She ended her set awkwardly but to be honest, it didn’t matter. Avery not only made me laugh but created a much needed open and candid dialogue about topics that for too long have been shushed and kept in the dark. It was an utterly commendable performance, and I hope I see lots more of her on the circuit.
Next was Neil Harris, a self-confessed geek-type with social anxiety. This was immediately apparent when he described being asked for to show his ID at Tesco as “a social interaction he could do without” — a sentiment I entirely agree with. He was extremely easy to relate to as a performer, as demonstrated by his long-winded explanation of why going to Subway is enough to send anyone into an anxious sweat. We’ve all been there — who needs that much choice?!

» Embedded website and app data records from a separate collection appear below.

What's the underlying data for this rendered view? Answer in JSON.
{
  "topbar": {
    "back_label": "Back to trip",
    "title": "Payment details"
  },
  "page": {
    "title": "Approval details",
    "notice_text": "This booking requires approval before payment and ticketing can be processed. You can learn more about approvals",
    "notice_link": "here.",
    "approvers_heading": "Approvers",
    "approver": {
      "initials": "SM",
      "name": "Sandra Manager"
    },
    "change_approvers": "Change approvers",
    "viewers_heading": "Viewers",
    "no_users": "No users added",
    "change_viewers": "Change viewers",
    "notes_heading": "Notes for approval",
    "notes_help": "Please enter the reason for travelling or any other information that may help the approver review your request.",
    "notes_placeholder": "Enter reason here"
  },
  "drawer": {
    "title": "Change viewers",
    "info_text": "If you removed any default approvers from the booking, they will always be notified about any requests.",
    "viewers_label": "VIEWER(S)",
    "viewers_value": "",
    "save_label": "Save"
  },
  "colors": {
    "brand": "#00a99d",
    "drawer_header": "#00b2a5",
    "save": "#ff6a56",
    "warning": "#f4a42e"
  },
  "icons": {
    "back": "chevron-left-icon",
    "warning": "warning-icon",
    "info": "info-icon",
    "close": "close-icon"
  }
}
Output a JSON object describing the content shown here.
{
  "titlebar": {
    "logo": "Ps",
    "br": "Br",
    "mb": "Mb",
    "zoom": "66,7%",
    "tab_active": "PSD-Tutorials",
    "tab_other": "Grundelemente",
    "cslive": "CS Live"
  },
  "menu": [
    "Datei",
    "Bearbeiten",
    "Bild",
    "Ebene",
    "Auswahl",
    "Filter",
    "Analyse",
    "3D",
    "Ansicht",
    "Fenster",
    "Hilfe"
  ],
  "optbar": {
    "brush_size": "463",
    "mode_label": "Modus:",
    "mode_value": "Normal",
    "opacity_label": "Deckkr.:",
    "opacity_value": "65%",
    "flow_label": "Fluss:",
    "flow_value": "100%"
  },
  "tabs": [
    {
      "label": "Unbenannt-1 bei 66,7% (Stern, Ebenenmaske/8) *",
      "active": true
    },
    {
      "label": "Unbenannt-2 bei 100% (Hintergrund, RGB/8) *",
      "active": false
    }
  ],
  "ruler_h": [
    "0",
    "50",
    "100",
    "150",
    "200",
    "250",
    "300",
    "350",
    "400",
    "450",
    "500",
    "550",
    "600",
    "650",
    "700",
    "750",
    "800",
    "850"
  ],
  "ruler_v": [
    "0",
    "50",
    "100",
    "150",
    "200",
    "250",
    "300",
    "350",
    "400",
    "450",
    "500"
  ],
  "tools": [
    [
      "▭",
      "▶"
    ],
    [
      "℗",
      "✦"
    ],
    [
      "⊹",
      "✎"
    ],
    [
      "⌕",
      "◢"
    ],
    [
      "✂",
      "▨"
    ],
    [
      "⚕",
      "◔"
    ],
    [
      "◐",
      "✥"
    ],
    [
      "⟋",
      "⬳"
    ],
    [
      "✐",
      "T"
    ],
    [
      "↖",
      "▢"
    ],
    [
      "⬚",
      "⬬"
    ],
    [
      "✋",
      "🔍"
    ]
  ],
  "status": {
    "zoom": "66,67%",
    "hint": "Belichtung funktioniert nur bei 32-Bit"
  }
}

Then Jonathon Collins took to the stage. His entrance was, for want of a better word, extremely OTT and overbearing. He set my teeth on edge from the very beginning. But that was probably the point. It was like when you see a car crash on the side of the road – you try as hard as you can to look anywhere else but you just can’t seem to tear your eyes away from the horror in front of you. However, as his set went on, I truly warmed to him, not least because of his accurate description of why the concept of coming out to your parents is very weird (“mum, dad, I just want to tell you… how I like to reach orgasm”). By the end of his set, I hated myself for my original judgement. Never judge a book by its cover or, in this case, never judge a transvestite comic by his terrifying entrance.
The penultimate act was Amy Gledhill, and boy, did I love her. From Hull (and rightly embarrassed about it), she had the whole room in stitches from the get go. Her description of the anticipation of what might happen on one’s 3rd date I think resonated with every single person in the room. She was warm and lit the whole room up with her smile. Move aside Sarah Millican, there’s a new northern lass on the block, and she’s ready to de-throne you.
And lastly, we had Matt Ewins. Hands down, this was the most inventive and imaginative comedy set I have ever seen. Its main innovation was a reel of home-edited video that made up the central tenet of his story arc. It was incredibly silly, focusing on his love of adventure and the need to retrieve an amulet from a deserted island in order to save the museum he works for from bankruptcy (you really had to be there), but it was so clever at the same time. Whilst my comedic preferences tend to fall into the hyper-realistic category, this complete deviance from the norm was a welcome break in one’s monotonous routine, and completely set itself apart from any other comedy set I’ve seen.
It was an amazing crossover of mediums, and I had to admire his talent across all of them. I’ve never seen anything like it, and likely never will again. His timing and delivery was exquisite. If I had to lay one criticism at Matt’s feet, it was his rushed ending, but that probably had more to do with the fact that I didn’t want it to end more than anything else.
My overwhelming pessimism at the start of the evening was completely unfounded. For two short hours, I had been transported out of my dull routine and into a silly, lively and fun world of comedy
Jess closed the evening and bade us all goodnight, and as I walked out of Gorilla, I felt overwhelmingly sad. Mainly because I knew that in two days time, I would have to go back to work, and that I probably wouldn’t laugh as hard as I did that night for a very, very long time. When’s the next one…?